» **Requirement**
Scan the material for the word "Modifier" and copy each line where it occurs.

» **Supplied records**

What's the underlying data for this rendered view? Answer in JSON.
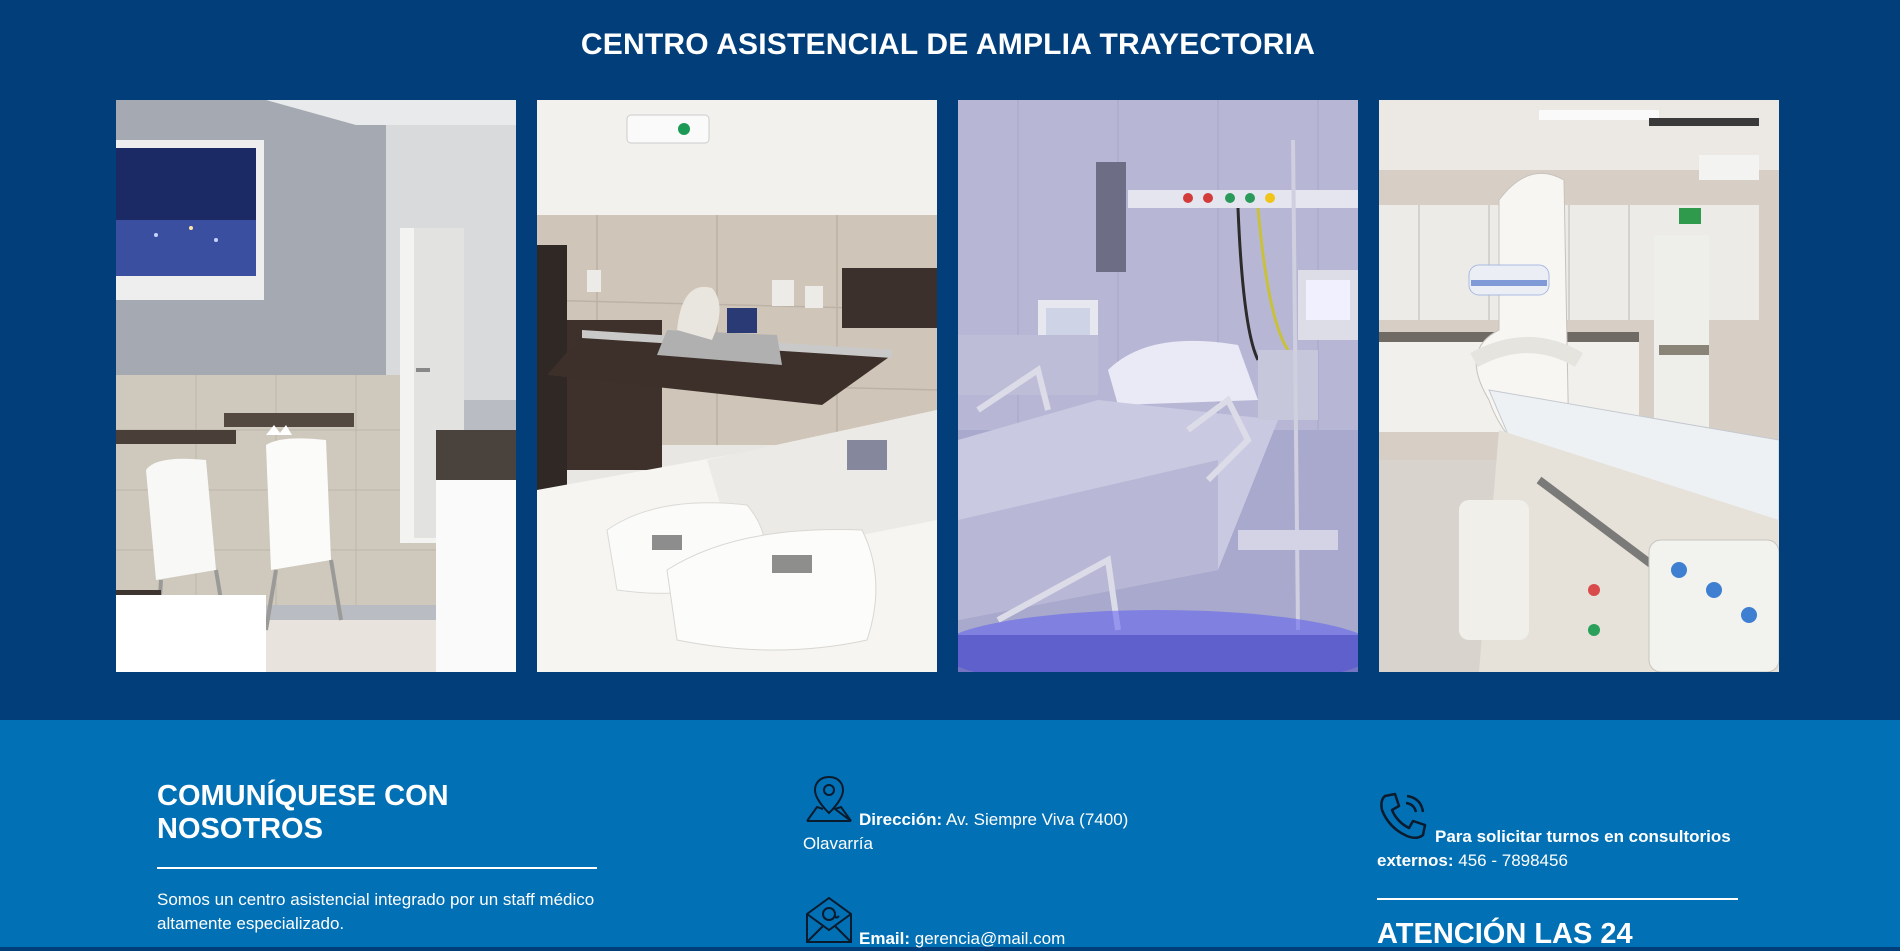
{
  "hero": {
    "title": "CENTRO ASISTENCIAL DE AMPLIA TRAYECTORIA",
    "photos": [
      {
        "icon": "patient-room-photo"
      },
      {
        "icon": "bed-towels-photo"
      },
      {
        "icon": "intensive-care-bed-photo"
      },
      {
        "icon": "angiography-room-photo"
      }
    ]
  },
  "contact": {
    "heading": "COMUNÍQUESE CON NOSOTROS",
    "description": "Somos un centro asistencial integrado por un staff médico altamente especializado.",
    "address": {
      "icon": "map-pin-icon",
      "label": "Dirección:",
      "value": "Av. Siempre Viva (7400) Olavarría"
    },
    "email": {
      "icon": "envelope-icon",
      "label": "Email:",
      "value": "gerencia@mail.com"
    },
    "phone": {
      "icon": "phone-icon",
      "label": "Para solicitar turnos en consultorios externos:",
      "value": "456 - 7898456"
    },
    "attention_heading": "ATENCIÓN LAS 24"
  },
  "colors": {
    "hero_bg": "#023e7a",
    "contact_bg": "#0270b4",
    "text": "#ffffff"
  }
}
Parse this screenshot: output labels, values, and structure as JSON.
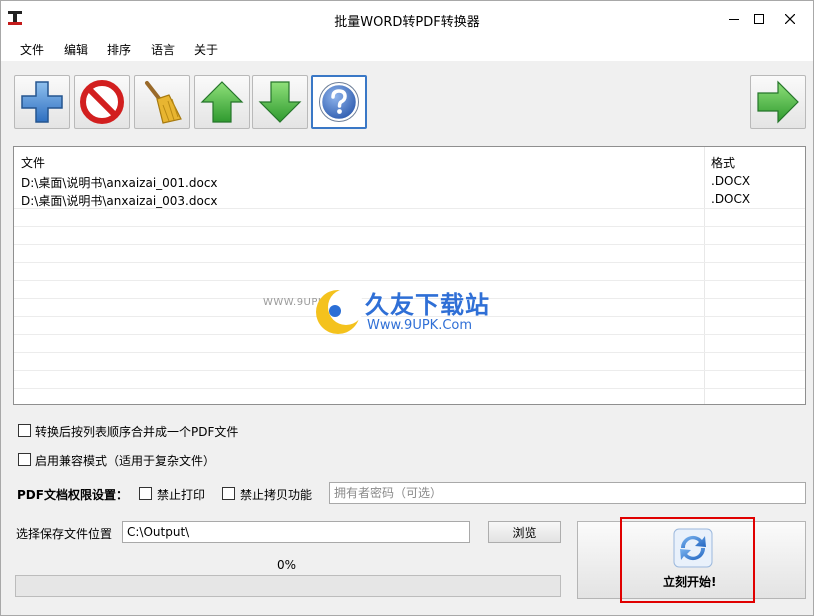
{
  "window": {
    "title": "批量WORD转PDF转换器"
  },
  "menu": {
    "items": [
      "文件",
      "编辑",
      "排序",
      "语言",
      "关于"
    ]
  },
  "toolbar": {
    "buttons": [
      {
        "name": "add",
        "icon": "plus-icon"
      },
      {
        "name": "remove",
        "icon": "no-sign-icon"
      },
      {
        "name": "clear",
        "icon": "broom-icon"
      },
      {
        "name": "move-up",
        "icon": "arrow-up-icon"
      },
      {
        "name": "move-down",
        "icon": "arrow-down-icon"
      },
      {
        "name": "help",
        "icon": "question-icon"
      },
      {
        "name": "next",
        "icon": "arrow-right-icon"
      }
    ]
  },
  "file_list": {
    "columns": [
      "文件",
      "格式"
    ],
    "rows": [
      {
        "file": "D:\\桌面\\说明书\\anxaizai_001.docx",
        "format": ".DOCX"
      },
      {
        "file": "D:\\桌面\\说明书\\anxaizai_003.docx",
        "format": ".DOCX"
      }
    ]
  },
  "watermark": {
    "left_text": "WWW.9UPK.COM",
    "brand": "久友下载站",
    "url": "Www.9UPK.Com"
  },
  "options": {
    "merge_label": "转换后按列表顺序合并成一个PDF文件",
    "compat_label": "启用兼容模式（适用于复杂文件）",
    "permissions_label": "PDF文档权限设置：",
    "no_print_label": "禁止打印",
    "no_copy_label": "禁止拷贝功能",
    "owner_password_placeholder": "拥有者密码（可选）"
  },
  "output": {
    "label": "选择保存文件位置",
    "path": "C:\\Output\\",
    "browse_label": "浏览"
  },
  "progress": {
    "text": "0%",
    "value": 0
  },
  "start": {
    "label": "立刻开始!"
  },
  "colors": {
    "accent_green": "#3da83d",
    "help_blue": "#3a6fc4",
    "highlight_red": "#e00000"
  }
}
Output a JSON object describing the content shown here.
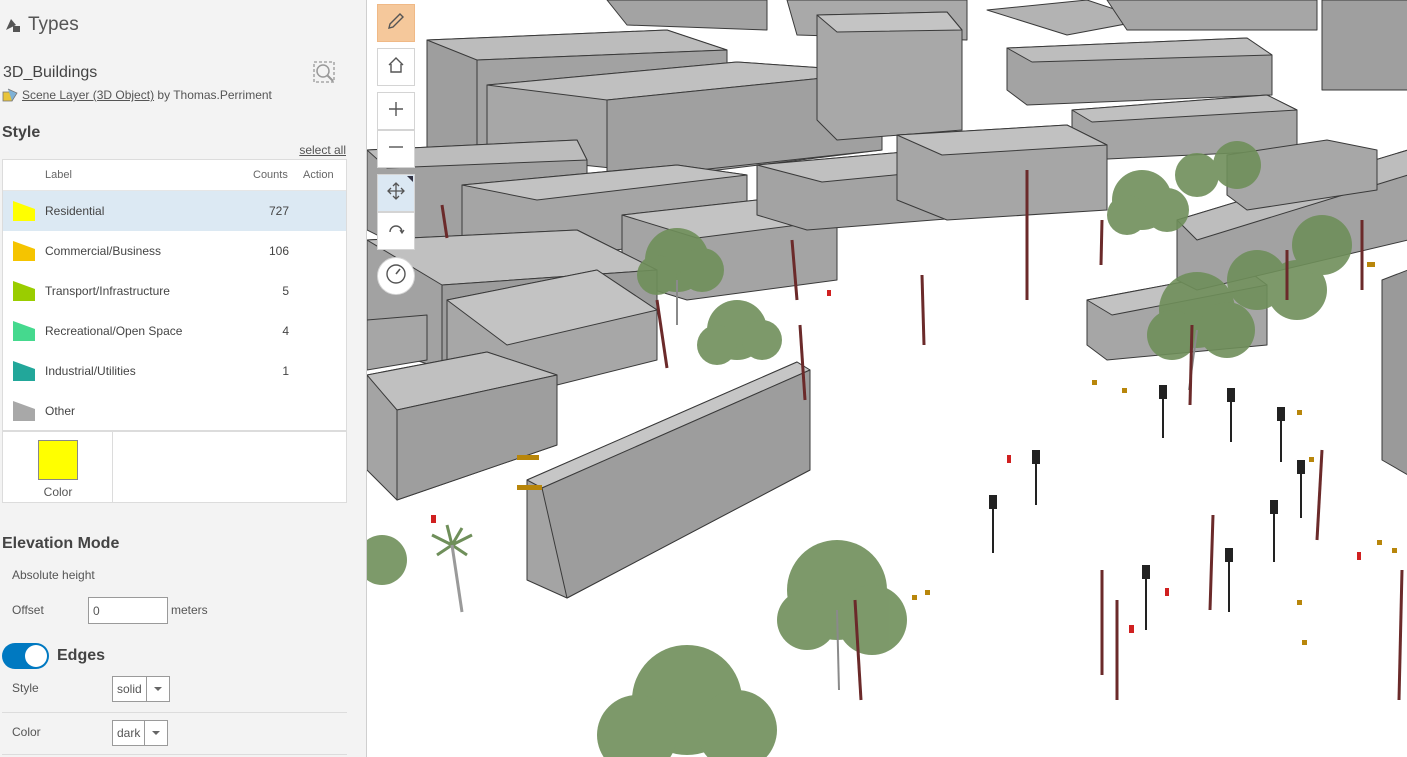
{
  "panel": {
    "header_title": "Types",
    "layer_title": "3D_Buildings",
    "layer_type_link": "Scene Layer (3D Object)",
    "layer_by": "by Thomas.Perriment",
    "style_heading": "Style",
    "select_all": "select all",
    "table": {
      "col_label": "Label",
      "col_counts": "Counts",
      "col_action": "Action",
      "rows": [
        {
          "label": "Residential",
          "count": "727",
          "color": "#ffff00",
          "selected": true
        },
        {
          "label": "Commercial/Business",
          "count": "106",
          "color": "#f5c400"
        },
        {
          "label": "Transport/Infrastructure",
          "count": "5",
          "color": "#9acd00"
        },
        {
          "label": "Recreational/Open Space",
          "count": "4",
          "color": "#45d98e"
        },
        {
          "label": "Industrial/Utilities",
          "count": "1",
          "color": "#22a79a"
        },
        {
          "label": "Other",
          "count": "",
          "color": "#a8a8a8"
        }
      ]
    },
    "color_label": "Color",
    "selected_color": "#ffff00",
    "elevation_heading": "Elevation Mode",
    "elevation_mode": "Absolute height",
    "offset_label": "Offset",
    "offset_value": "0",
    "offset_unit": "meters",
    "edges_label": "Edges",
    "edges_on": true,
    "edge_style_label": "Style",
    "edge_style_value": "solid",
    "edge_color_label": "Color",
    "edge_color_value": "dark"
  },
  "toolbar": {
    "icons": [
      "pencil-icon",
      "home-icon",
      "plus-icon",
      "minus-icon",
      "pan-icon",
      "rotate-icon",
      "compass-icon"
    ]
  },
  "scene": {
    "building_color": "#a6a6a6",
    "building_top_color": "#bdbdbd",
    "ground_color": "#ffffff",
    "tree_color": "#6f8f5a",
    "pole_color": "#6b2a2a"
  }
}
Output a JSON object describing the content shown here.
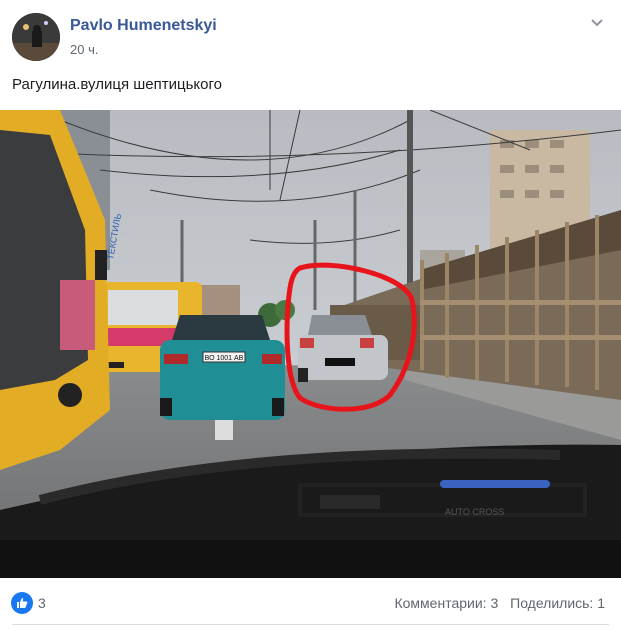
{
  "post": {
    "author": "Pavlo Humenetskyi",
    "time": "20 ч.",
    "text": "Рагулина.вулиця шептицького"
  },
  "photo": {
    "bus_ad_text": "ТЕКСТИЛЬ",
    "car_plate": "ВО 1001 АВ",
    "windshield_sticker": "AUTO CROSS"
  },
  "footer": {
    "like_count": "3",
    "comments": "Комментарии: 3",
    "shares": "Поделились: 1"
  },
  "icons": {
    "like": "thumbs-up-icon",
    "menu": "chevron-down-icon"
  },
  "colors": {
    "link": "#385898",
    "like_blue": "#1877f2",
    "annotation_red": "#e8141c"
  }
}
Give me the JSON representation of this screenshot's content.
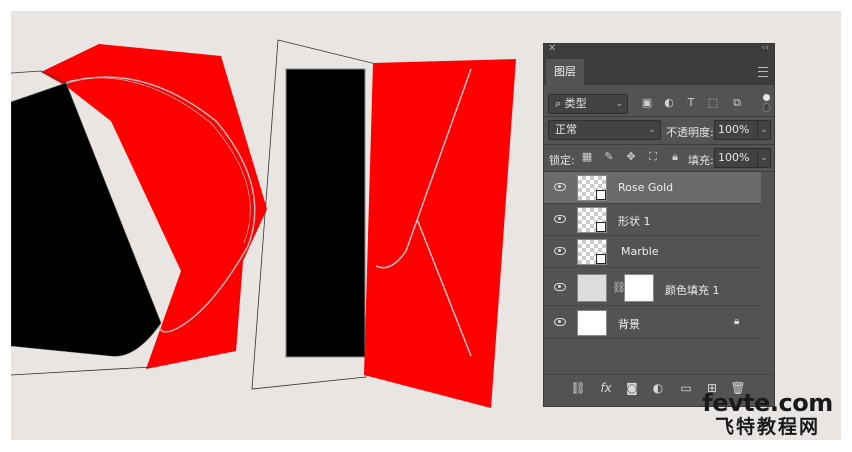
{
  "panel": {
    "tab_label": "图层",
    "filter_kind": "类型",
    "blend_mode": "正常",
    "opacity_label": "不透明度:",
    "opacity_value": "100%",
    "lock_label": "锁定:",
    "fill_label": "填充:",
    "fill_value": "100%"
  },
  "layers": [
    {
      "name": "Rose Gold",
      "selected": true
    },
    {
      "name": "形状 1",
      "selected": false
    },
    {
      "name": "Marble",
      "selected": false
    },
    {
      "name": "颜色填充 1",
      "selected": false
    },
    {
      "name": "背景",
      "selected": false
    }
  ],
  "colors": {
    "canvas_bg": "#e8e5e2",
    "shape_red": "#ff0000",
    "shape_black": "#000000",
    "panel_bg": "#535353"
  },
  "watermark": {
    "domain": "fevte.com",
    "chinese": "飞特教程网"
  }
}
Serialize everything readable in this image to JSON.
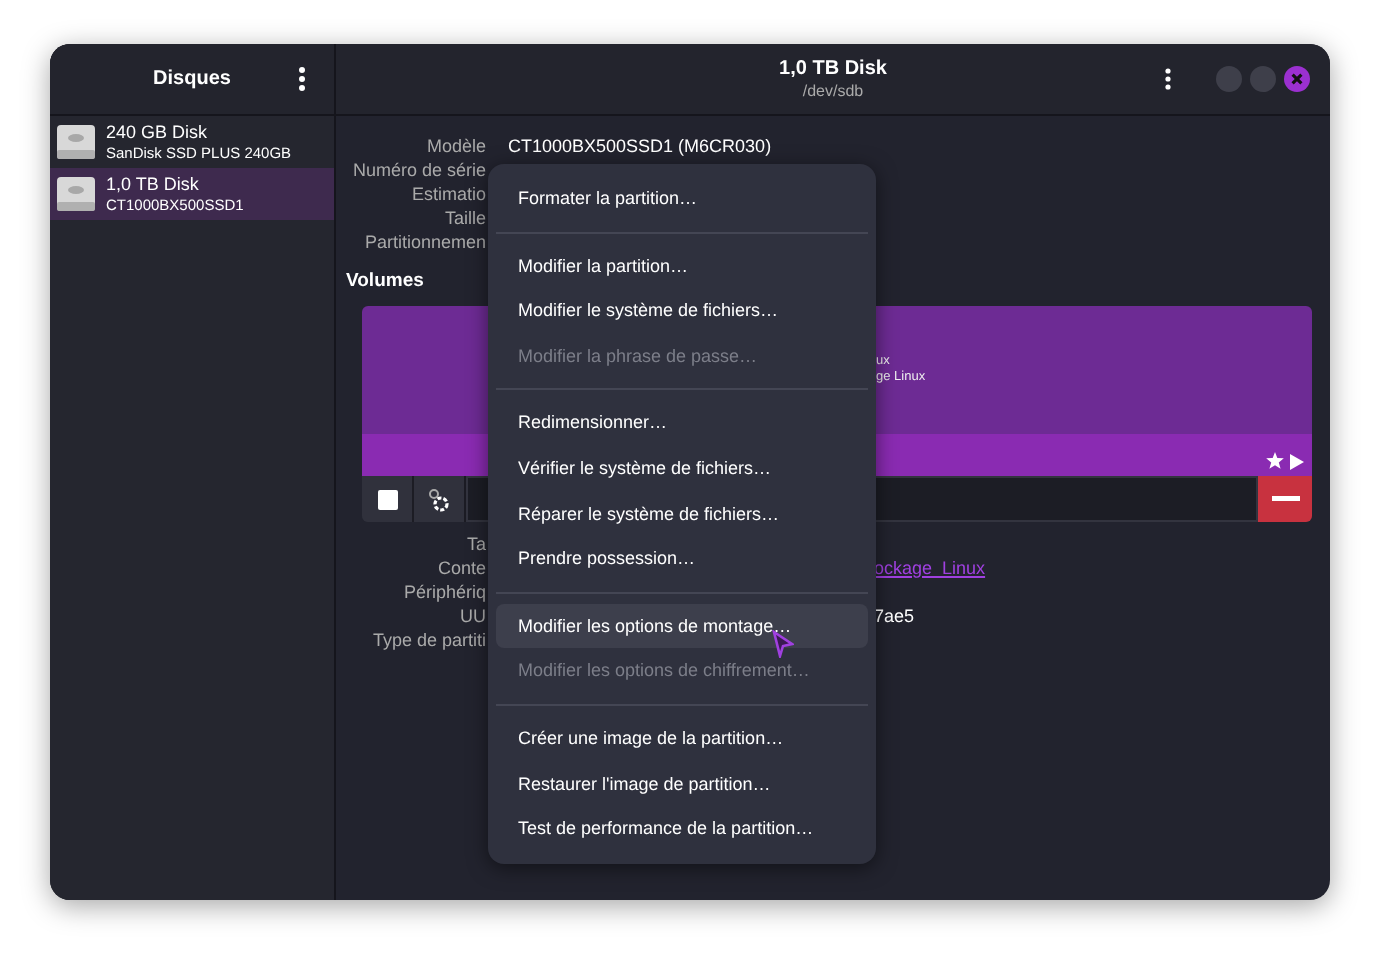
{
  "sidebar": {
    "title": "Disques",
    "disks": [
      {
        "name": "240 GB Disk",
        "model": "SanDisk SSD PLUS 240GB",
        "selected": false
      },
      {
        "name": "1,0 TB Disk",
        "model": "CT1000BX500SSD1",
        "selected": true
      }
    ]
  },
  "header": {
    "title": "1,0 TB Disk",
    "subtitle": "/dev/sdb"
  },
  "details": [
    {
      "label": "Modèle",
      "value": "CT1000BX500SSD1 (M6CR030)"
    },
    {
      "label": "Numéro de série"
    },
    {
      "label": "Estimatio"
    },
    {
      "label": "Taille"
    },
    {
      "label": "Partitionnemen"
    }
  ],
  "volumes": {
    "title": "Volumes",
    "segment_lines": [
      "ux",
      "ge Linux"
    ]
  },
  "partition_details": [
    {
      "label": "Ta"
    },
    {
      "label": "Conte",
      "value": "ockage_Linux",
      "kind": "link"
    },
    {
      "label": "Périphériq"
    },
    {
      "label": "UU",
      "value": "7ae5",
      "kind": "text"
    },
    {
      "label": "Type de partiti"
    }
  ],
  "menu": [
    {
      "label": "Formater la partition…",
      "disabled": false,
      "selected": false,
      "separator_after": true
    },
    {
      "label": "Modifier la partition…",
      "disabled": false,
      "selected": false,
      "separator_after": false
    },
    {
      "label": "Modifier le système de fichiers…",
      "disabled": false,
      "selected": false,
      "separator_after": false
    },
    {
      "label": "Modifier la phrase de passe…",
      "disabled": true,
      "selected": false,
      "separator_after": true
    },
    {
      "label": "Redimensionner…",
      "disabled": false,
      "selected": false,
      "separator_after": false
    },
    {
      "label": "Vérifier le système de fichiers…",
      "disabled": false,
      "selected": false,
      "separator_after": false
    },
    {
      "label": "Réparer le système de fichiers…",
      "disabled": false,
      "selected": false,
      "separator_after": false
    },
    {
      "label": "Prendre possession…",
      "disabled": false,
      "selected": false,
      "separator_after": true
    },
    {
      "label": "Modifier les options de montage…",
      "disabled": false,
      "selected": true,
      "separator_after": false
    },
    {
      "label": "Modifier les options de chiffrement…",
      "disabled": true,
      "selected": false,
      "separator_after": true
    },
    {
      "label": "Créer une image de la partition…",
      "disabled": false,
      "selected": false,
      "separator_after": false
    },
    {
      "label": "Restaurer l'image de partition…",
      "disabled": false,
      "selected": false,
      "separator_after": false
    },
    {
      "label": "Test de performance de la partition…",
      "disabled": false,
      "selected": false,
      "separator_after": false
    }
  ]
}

» **Output for this task**
      "label": "Modifier la partition…",
      "label": "Modifier le système de fichiers…",
      "label": "Modifier la phrase de passe…",
      "label": "Modifier les options de montage…",
      "label": "Modifier les options de chiffrement…",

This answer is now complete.